Records from a collection:
-.-.-

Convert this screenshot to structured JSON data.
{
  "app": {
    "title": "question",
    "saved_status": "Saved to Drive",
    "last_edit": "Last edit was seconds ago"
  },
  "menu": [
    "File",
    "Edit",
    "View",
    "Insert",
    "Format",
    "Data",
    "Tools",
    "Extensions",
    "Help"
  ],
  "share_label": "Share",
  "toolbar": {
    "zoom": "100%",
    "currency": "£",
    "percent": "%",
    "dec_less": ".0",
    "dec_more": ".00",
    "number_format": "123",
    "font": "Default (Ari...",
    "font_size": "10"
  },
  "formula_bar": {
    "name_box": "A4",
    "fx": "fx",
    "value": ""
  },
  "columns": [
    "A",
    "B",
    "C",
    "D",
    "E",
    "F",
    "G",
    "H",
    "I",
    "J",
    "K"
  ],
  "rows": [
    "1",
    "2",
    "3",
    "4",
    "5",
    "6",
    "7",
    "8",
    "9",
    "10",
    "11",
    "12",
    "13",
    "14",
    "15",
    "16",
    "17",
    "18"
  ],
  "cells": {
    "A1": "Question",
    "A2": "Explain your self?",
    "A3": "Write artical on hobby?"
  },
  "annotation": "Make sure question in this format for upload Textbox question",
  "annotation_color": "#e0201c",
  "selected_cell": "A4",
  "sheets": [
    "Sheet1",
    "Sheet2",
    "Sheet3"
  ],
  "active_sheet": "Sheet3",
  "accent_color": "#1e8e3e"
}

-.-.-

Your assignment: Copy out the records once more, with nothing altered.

Response:
Convert this screenshot to structured JSON data.
{
  "app": {
    "title": "question",
    "saved_status": "Saved to Drive",
    "last_edit": "Last edit was seconds ago"
  },
  "menu": [
    "File",
    "Edit",
    "View",
    "Insert",
    "Format",
    "Data",
    "Tools",
    "Extensions",
    "Help"
  ],
  "share_label": "Share",
  "toolbar": {
    "zoom": "100%",
    "currency": "£",
    "percent": "%",
    "dec_less": ".0",
    "dec_more": ".00",
    "number_format": "123",
    "font": "Default (Ari...",
    "font_size": "10"
  },
  "formula_bar": {
    "name_box": "A4",
    "fx": "fx",
    "value": ""
  },
  "columns": [
    "A",
    "B",
    "C",
    "D",
    "E",
    "F",
    "G",
    "H",
    "I",
    "J",
    "K"
  ],
  "rows": [
    "1",
    "2",
    "3",
    "4",
    "5",
    "6",
    "7",
    "8",
    "9",
    "10",
    "11",
    "12",
    "13",
    "14",
    "15",
    "16",
    "17",
    "18"
  ],
  "cells": {
    "A1": "Question",
    "A2": "Explain your self?",
    "A3": "Write artical on hobby?"
  },
  "annotation": "Make sure question in this format for upload Textbox question",
  "annotation_color": "#e0201c",
  "selected_cell": "A4",
  "sheets": [
    "Sheet1",
    "Sheet2",
    "Sheet3"
  ],
  "active_sheet": "Sheet3",
  "accent_color": "#1e8e3e"
}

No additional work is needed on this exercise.